In several of the rooms I noticed how belligerent the art was. How it served a purpose to immortalise military victories, animal hunts and wars fought many centuries ago.
And then I paid a visit to one of my most favourite artifacts – the turquoise masks from Mexico in room 27. They used to be worn by bloodthirsty Aztec priests during dark rituals. The walls of the room were adorned with ‘lintels’ – carved limestone slabs representing some of these rituals like bloodletting, pulling a thorny rope through a pierced tongue and contacting the souls of the deceased. It was interesting to see how different cultures had taken different routes – from developing the arts and the human knowledge to succumbing to cruelty and punishing the flesh – all in order to search for the answers that we all want to know, namely what is our purpose here on earth, what happens once we are gone and how to make this transition we call ‘life’ a worthy one.
From there I walked into the huge Room of the Enlightenment. It was a real room of wonders with enormous cabinets stuffed with books and curiosities. The artifacts found here would be enough to build ten small to medium museums anywhere in the world.
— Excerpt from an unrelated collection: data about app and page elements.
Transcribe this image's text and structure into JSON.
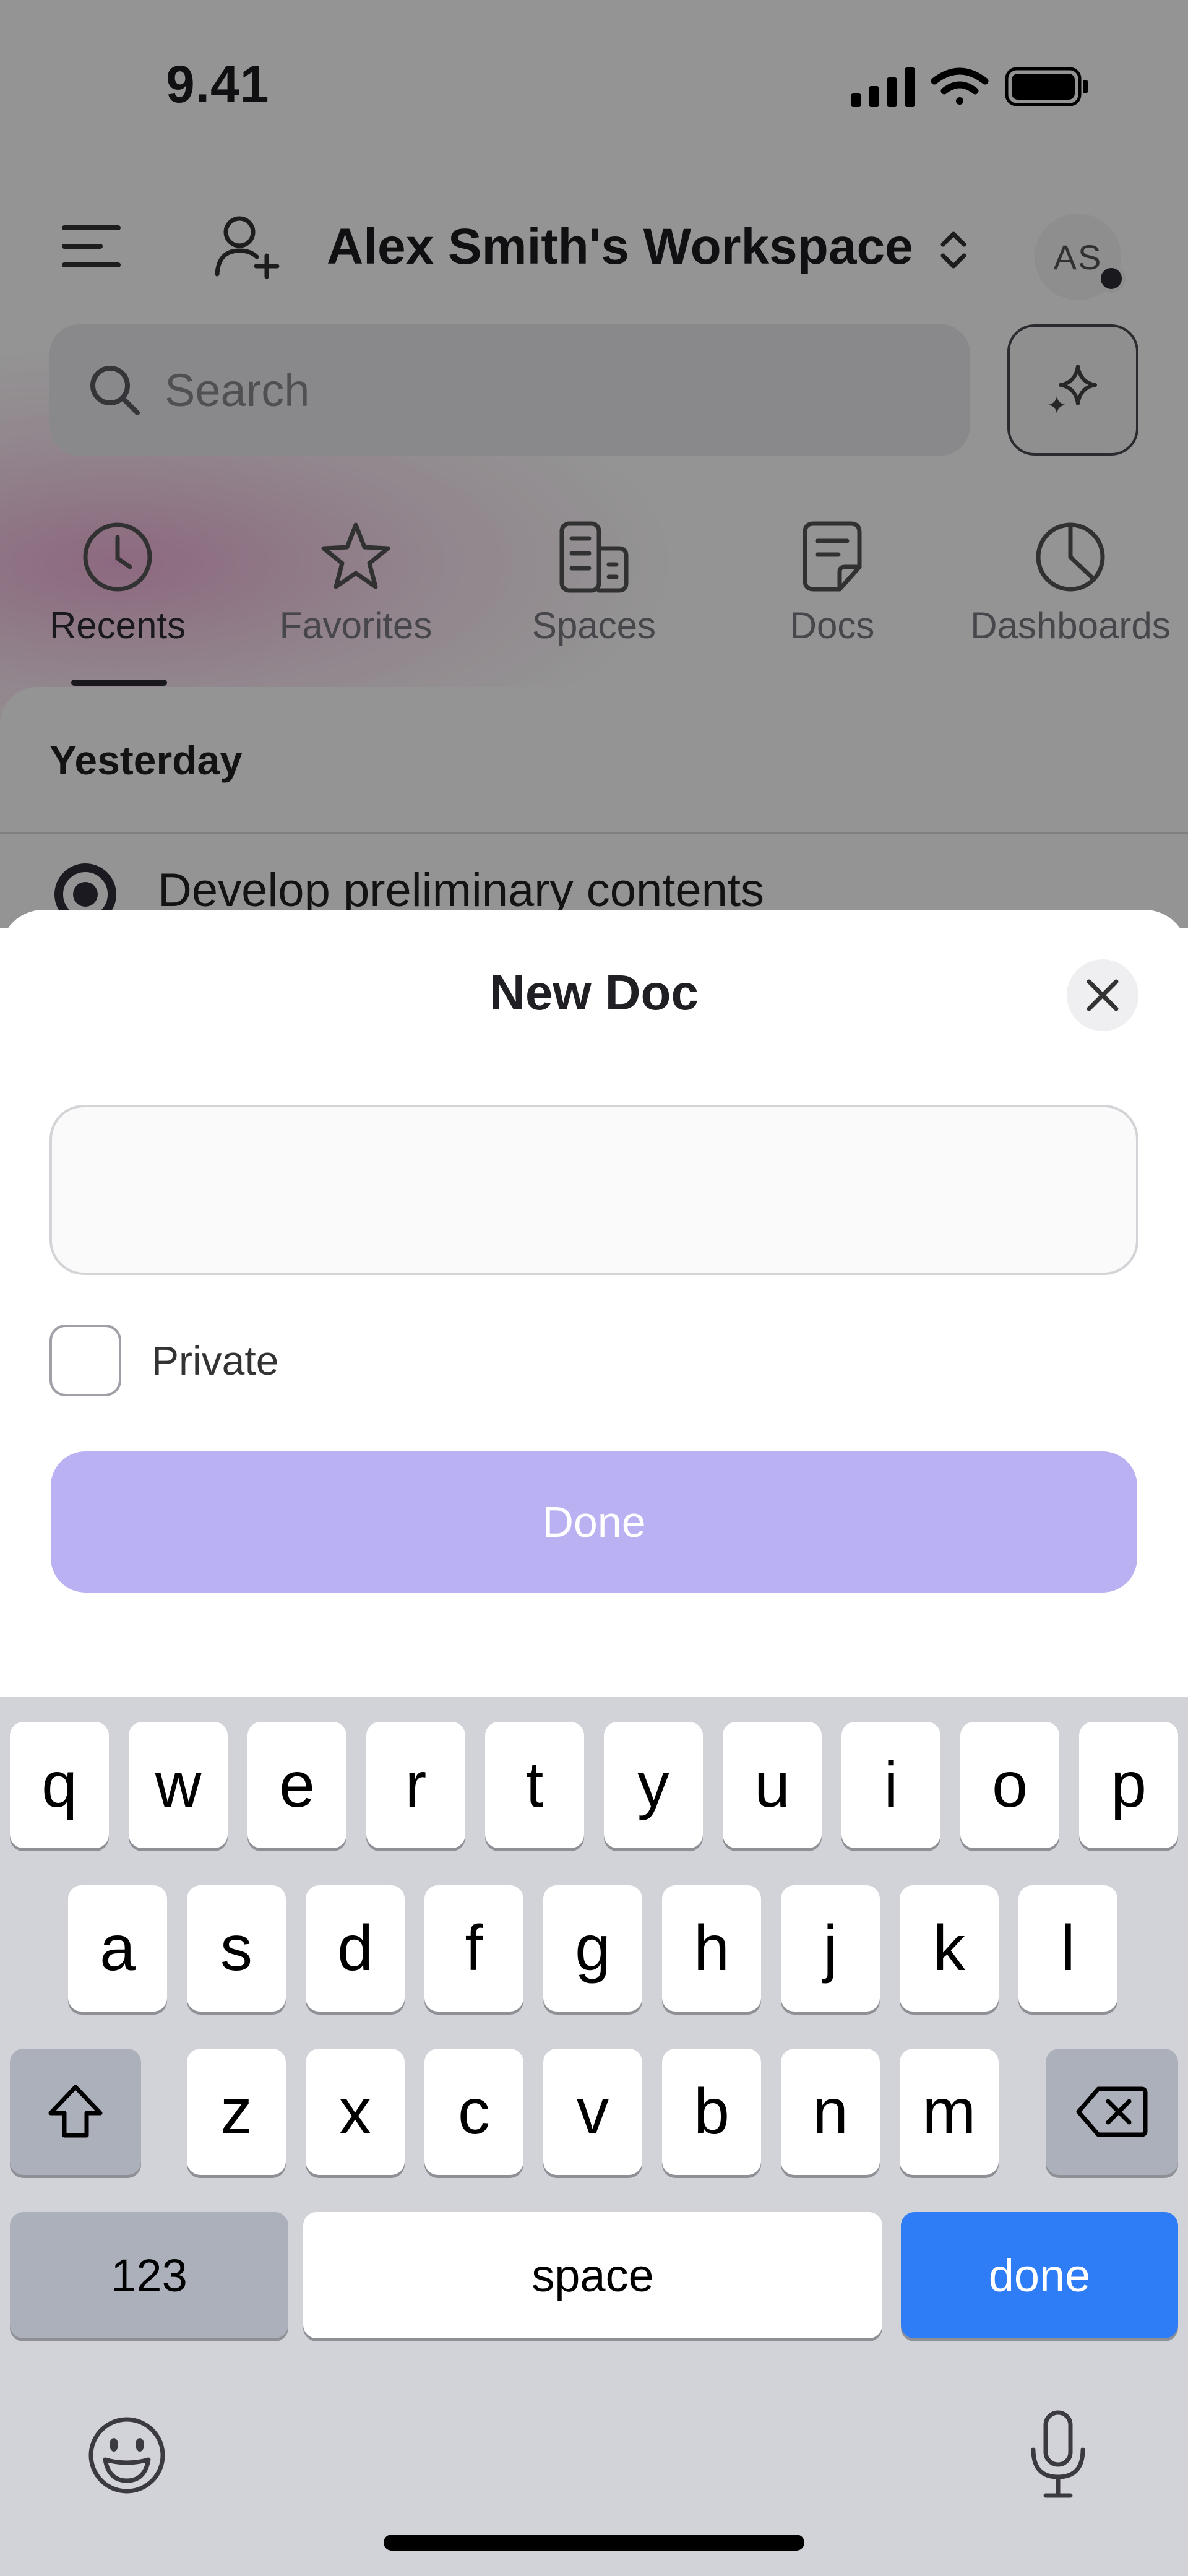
{
  "status_bar": {
    "time": "9.41"
  },
  "workspace": {
    "name": "Alex Smith's Workspace",
    "avatar_initials": "AS"
  },
  "search": {
    "placeholder": "Search"
  },
  "tabs": [
    {
      "label": "Recents",
      "icon": "clock-icon",
      "active": true
    },
    {
      "label": "Favorites",
      "icon": "star-icon",
      "active": false
    },
    {
      "label": "Spaces",
      "icon": "spaces-icon",
      "active": false
    },
    {
      "label": "Docs",
      "icon": "doc-icon",
      "active": false
    },
    {
      "label": "Dashboards",
      "icon": "pie-chart-icon",
      "active": false
    }
  ],
  "recents": {
    "section": "Yesterday",
    "items": [
      {
        "title": "Develop preliminary contents"
      }
    ]
  },
  "sheet": {
    "title": "New Doc",
    "name_value": "",
    "private_label": "Private",
    "private_checked": false,
    "done_label": "Done"
  },
  "keyboard": {
    "row1": [
      "q",
      "w",
      "e",
      "r",
      "t",
      "y",
      "u",
      "i",
      "o",
      "p"
    ],
    "row2": [
      "a",
      "s",
      "d",
      "f",
      "g",
      "h",
      "j",
      "k",
      "l"
    ],
    "row3": [
      "z",
      "x",
      "c",
      "v",
      "b",
      "n",
      "m"
    ],
    "numbers_label": "123",
    "space_label": "space",
    "return_label": "done"
  },
  "colors": {
    "accent_disabled": "#b9b1f2",
    "keyboard_return": "#2f7df6",
    "keyboard_bg": "#d2d3d9"
  }
}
The exhibits were meticulously organised in seven sections exploring seven new disciplines of the Age of Enlightenment – in other words the 18th century period when Europe birthed the science of archaeology and started to study and classify the ancient world, the natural world and the art and culture of the civilisations populating Earth.
From there I walked into a brand new corner of the British Museum – the gallery of the Waddesdon Bequest. This was an amazing collection of medieval and Renaissance treasures put together by Baron Ferdinand Rothschild which he gave to the British Museum in 1898. The items on display were simply superb. I don’t think I have seen so many objects of such fine artistry and craftsmanship under the same roof. Just the jewels on display could make me cry with rapture and delight. And I was particularly taken with the nautilus cups – finely engraved with fighting dragons nautilus shells which had then been encased in silver mounts shaped like a sea dragon with gaping jaws, fierce teeth and a claw foot. The walls and the displays in the gallery were black, which made it all a bit creepy, but the darkness engulfing us all emphasised the amazing treasures we were looking at.
For my final stop on this particular day I chose the Africa gallery where I was really taken with the Benin plaques. Dating back to the 16th century they had originally been used to adorn the old royal palace in Benin City and mostly showed scenes of palace life and ritual.
Exhaused from all the treasures seen and the dense crowds I had to circumnavigate it was time for me to leave. I cast one last glance at the installation ‘Cradle to Grave: Pharmacopoeia’ which was made of two lengths of fabric representing the medical stories of a man and a woman. Each piece contained over 14 thousand drugs – the estimated average prescribed to every person in Britain in their lifetime.
I bade good-bye to the British Museum and walked out into the wet early London evening.
I had enjoyed my visit. Above all, it was good to know that what could have been lost has been saved and was under the museum’s roof. It made human history just a little bit easier to read and understand. And we need to preserve history and learn from it as much as we can.